* [Your assignment]: Repeat the whole listing. Keep it exact.
Information section start
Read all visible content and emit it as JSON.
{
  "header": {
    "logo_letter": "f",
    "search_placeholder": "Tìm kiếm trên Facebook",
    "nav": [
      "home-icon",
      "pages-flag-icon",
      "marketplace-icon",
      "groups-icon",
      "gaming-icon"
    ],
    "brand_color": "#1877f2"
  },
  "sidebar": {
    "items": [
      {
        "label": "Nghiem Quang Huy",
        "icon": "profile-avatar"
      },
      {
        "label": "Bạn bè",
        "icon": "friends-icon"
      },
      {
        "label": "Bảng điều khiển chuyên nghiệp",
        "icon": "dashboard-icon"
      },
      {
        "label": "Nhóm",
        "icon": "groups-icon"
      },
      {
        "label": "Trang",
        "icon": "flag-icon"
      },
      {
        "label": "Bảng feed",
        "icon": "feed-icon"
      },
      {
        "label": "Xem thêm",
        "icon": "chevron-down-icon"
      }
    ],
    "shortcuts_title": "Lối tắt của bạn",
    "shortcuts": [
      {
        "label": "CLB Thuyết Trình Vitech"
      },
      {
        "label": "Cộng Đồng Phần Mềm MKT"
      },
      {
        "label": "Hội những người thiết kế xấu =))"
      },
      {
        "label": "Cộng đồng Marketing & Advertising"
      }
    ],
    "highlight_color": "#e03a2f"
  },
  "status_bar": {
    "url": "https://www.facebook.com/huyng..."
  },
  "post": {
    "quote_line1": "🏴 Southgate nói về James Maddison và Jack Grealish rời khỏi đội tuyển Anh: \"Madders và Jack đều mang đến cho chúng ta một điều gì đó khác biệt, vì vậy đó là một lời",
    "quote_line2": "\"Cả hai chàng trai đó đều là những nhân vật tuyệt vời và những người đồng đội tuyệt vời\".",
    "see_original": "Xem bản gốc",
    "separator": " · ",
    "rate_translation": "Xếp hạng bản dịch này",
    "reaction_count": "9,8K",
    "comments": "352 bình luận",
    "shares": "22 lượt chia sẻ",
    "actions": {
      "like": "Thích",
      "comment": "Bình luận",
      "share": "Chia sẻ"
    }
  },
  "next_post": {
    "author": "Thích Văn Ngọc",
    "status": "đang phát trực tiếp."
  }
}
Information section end
* [Answer below]:
Read all visible content and emit it as JSON.
{
  "header": {
    "logo_letter": "f",
    "search_placeholder": "Tìm kiếm trên Facebook",
    "nav": [
      "home-icon",
      "pages-flag-icon",
      "marketplace-icon",
      "groups-icon",
      "gaming-icon"
    ],
    "brand_color": "#1877f2"
  },
  "sidebar": {
    "items": [
      {
        "label": "Nghiem Quang Huy",
        "icon": "profile-avatar"
      },
      {
        "label": "Bạn bè",
        "icon": "friends-icon"
      },
      {
        "label": "Bảng điều khiển chuyên nghiệp",
        "icon": "dashboard-icon"
      },
      {
        "label": "Nhóm",
        "icon": "groups-icon"
      },
      {
        "label": "Trang",
        "icon": "flag-icon"
      },
      {
        "label": "Bảng feed",
        "icon": "feed-icon"
      },
      {
        "label": "Xem thêm",
        "icon": "chevron-down-icon"
      }
    ],
    "shortcuts_title": "Lối tắt của bạn",
    "shortcuts": [
      {
        "label": "CLB Thuyết Trình Vitech"
      },
      {
        "label": "Cộng Đồng Phần Mềm MKT"
      },
      {
        "label": "Hội những người thiết kế xấu =))"
      },
      {
        "label": "Cộng đồng Marketing & Advertising"
      }
    ],
    "highlight_color": "#e03a2f"
  },
  "status_bar": {
    "url": "https://www.facebook.com/huyng..."
  },
  "post": {
    "quote_line1": "🏴 Southgate nói về James Maddison và Jack Grealish rời khỏi đội tuyển Anh: \"Madders và Jack đều mang đến cho chúng ta một điều gì đó khác biệt, vì vậy đó là một lời",
    "quote_line2": "\"Cả hai chàng trai đó đều là những nhân vật tuyệt vời và những người đồng đội tuyệt vời\".",
    "see_original": "Xem bản gốc",
    "separator": " · ",
    "rate_translation": "Xếp hạng bản dịch này",
    "reaction_count": "9,8K",
    "comments": "352 bình luận",
    "shares": "22 lượt chia sẻ",
    "actions": {
      "like": "Thích",
      "comment": "Bình luận",
      "share": "Chia sẻ"
    }
  },
  "next_post": {
    "author": "Thích Văn Ngọc",
    "status": "đang phát trực tiếp."
  }
}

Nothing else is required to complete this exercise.